2207 Glenmore Road Campbell River, B.C. V9W 3S4 (at Oyster River Bridge)

(The Village)






Backs Attached. $5.49 kg

Bone-In, All Size Packages. $17.61 kg



$ 99

Assorted Variety. $11.00 kg




2 $ 99 4 $ 99 9 $ 49


Frozen. 615 g Box



Cut From Pork Shoulder $5.93 kg


$ 69







$ 99





$ 69

100 g


100 g








All Varieties. 430-600 g Loaf









$ 2/



375-450 g Box





















Assorted. 1.75 L Ctn.




Assorted. 600 g Brick





Assorted. 350 ml Bottle

Assorted. 473 ml Bottle







Chicken Noodle or Onion 4 Pack











Assorted. 650 g Tub







$ 2/







$ 99

2 lb Bag





Assorted. 4 Pack







$4.17 kg




KALE $ 89 1





1 lb Bag





$1.96 kg



$ 99





$6.59 kg



$ 2/


$2.18 kg


$11.00 kg













HOURS Open 7 Days a Week 8:30 a.m. – 9 p.m. Prices Effective Jan. 19 - Jan. 25, 2014 • VISIT OUR WEBSITE Some limits may apply. Taxes, deposit and recycle fees where applicable.



January 22, 2014 issue of the Campbell River Courier-Islander
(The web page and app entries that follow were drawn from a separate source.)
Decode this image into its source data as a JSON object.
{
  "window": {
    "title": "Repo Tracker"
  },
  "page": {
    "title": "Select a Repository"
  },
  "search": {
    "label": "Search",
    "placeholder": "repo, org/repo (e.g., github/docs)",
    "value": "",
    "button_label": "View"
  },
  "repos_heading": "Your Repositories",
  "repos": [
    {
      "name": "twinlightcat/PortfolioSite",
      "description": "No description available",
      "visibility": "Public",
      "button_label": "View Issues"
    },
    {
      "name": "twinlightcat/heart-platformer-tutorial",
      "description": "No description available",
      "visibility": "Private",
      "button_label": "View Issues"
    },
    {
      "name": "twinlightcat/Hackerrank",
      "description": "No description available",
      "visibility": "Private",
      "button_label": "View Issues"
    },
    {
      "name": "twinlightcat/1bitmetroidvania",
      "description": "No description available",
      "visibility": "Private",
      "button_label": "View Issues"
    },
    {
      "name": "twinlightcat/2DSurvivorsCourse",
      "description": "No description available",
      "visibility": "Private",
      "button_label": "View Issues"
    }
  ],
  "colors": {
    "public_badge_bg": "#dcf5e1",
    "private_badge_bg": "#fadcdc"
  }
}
January 22, 2014 issue of the Campbell River Courier-Islander